The curvy-boxed green design of the oldest game in this exhibition, Computer Space, created in 1971 by Nutting, was the first coin operated video arcade game. Based on a 1950s computer game developed at the Massachusetts Institute of Technology and Stanford University, the physical casing of the game personifies the recurring character Gumby, played by Eddie Murphy on Saturday Night Live, a spin off the original 1960s claymation character.

All the big names of early gaming, Sega, Atari and Nintendo, have playable games on view alongside lesser-known manufacturers like Midway, Taito, Konami/Centuri, and Gottlieb. Covering four dimly lit intimate yet roomy spaces; the exhibition includes approximately 30 games from the museums collection of four hundred.

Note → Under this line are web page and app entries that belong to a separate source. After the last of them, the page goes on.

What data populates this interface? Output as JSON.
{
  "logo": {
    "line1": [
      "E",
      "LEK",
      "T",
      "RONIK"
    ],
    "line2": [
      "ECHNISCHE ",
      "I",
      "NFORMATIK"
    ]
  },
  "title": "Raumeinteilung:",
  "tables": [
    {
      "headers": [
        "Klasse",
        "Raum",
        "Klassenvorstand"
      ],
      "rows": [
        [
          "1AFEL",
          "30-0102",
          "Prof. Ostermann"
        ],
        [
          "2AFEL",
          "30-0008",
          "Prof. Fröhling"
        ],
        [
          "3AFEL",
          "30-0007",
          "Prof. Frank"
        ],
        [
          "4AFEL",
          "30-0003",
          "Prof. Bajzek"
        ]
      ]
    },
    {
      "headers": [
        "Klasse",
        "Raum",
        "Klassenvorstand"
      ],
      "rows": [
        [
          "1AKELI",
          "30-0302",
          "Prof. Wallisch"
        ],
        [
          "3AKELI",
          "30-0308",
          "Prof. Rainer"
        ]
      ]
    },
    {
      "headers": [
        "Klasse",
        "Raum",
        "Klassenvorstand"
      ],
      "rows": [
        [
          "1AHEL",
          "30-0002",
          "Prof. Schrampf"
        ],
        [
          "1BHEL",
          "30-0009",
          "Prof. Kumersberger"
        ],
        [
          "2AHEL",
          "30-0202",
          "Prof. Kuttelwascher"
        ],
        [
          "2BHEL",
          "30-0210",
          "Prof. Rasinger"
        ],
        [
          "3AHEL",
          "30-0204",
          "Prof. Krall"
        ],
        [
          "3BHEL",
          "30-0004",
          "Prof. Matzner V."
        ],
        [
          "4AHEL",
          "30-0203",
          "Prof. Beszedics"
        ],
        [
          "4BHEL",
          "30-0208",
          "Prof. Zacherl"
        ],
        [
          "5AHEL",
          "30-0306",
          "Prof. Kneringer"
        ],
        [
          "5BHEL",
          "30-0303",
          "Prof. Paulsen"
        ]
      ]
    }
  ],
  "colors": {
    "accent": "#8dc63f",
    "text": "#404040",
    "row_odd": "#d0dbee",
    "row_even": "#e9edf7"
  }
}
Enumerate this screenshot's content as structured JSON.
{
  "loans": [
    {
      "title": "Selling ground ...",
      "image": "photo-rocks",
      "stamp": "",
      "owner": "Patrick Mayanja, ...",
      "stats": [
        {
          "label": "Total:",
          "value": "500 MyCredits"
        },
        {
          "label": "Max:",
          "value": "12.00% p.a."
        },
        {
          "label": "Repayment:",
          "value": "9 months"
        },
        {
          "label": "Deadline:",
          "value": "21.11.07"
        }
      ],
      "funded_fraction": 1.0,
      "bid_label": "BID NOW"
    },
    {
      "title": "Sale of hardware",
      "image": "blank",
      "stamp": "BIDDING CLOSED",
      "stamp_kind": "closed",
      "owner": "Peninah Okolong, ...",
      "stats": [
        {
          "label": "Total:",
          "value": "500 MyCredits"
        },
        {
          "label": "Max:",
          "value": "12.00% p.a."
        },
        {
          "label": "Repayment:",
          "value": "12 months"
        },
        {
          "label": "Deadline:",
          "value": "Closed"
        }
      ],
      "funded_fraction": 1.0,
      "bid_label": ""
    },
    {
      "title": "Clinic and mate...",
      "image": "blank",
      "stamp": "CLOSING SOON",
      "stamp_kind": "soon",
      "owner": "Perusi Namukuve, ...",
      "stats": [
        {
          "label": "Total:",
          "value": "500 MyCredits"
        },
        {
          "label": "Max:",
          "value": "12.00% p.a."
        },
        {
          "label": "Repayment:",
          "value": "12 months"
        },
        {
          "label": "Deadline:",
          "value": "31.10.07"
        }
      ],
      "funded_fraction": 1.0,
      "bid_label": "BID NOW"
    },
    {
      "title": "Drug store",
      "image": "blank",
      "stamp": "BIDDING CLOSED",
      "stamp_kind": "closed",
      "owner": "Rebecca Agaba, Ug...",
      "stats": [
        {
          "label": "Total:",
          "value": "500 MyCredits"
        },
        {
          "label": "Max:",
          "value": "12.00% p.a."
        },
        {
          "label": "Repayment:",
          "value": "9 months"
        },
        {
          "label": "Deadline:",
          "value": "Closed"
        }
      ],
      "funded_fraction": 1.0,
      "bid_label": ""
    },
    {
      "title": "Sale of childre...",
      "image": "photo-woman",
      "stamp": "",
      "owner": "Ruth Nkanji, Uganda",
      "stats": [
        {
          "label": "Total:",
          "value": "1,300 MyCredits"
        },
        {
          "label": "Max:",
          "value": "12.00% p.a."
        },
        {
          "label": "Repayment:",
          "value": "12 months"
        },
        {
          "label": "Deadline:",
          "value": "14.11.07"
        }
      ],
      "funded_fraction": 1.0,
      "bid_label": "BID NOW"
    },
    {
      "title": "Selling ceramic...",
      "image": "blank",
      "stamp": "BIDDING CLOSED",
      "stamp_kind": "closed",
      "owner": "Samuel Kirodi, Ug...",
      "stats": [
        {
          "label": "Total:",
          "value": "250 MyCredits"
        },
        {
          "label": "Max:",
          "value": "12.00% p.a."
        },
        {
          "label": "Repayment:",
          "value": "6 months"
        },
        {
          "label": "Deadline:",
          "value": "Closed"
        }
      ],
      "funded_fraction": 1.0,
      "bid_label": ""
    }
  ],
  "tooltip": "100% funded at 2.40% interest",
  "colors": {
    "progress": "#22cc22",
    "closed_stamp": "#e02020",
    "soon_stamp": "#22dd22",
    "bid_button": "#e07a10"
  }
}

The most popular by far is Galaxy Force II created in 1988 by Sega.  A three-dimensional seated round convertible space ship like object simulates your screen driving movements in live action. Riders shift, tilt and jerk usually with three to four people waiting in line to take a spin. Some of the other games available to play include: Narc, Star Wars, Asteroids, Q*bert, Tron, Out Run, and Pole Position.

For a first hand glance at the formative years of interactive digital life, this exhibition offers not only a good time, but also an interesting reminder of how far we have come.

Arcade Classics: Video Games from the Collection is on view through October 23, 2016 at the Museum of the Moving Image in Queens (Long Island City), New York.

(original blog post)